At Milk Street, we measure flours by weight rather than volume, correcting for scooping irregularities and air that otherwise could throw off our recipes. We wondered whether sugars could benefit from similar treatment.

To find out, we weighed 12 sugars—seven dry and five liquid—60 times each, scooping and leveling for the dry and pouring for the liquids. The results surprised us.

We thought we'd get less variation because sugar—unlike flours—don't trap much air. While that's true, we hadn't accounted for variances in grain size. From brand to brand, even package to package, the size of the sugar granules can vary widely.

This showed up in our test results, where 1 cup of white sugar could weigh as much as 236 grams or as little as 208 grams, even when weighed by the same person.

Brown sugar—both light and dark—was another place where irregularities were glaring. Traditionally, it is measured by packing it tightly into a cup or spoon. But the amount of sugar varied greatly depending on how firmly each person packed it, sometimes measuring 160 grams, others as much as 246 grams.

As expected, liquid sugars didn't give us give nearly as much variation when measured by volume, but weighing them did correct for one persistent problem of working with syrups—stickiness.

Even when we used a rubber spatula to scrape honey, molasses and similar sweeteners out of measuring cups, we never got it all. This meant not all of what we measured ended up in our recipe.

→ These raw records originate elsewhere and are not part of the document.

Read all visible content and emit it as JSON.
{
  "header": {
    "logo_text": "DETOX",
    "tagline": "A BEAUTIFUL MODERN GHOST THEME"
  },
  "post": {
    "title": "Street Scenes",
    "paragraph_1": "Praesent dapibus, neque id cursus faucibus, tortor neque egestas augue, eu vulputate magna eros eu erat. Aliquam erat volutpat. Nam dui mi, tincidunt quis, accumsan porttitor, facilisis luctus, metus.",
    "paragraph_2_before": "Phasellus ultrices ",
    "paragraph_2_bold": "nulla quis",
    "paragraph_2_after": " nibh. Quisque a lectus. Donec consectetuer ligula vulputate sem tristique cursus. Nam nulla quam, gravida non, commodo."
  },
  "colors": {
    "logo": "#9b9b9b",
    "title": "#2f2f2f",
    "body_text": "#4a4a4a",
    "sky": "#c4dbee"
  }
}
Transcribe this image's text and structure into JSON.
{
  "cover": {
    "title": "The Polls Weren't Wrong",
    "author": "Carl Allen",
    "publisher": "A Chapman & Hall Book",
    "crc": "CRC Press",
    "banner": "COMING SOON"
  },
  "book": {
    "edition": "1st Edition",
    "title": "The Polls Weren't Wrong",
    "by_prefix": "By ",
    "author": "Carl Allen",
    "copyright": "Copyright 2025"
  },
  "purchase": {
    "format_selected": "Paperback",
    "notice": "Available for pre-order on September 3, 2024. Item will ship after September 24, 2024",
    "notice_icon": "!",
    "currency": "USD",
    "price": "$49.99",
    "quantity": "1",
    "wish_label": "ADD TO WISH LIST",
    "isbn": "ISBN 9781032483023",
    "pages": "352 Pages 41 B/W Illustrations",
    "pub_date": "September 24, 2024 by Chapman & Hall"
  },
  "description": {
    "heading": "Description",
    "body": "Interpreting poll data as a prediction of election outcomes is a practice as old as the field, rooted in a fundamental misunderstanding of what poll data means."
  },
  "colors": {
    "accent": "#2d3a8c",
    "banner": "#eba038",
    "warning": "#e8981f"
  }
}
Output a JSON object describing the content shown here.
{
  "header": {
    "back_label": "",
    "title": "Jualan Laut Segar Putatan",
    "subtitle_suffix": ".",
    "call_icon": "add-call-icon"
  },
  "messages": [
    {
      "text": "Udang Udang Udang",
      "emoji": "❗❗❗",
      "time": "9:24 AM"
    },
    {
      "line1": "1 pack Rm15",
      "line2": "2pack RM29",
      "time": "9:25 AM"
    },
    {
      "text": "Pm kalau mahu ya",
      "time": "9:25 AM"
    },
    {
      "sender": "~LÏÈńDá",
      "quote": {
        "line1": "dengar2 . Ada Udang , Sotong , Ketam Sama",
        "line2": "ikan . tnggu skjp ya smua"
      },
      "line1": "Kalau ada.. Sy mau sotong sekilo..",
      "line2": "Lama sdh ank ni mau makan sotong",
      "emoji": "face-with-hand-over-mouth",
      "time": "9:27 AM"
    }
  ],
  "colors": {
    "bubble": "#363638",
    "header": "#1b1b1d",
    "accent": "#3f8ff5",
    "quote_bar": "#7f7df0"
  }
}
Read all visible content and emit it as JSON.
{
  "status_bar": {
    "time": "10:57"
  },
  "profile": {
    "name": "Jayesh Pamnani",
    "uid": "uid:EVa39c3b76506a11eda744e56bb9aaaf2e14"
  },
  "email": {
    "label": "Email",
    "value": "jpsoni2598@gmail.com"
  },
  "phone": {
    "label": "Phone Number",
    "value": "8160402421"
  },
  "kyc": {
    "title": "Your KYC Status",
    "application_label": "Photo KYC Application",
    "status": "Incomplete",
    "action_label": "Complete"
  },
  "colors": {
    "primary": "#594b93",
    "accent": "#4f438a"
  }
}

The solution was to set our mixing bowl directly on the scale, zero out the scale, then add the sweetener directly to the other ingredients, no measuring cup needed.

After surveying published sugar weights from a variety of sources and finding as much variation as in our own testing, we arrived at our weights by averaging all of our results.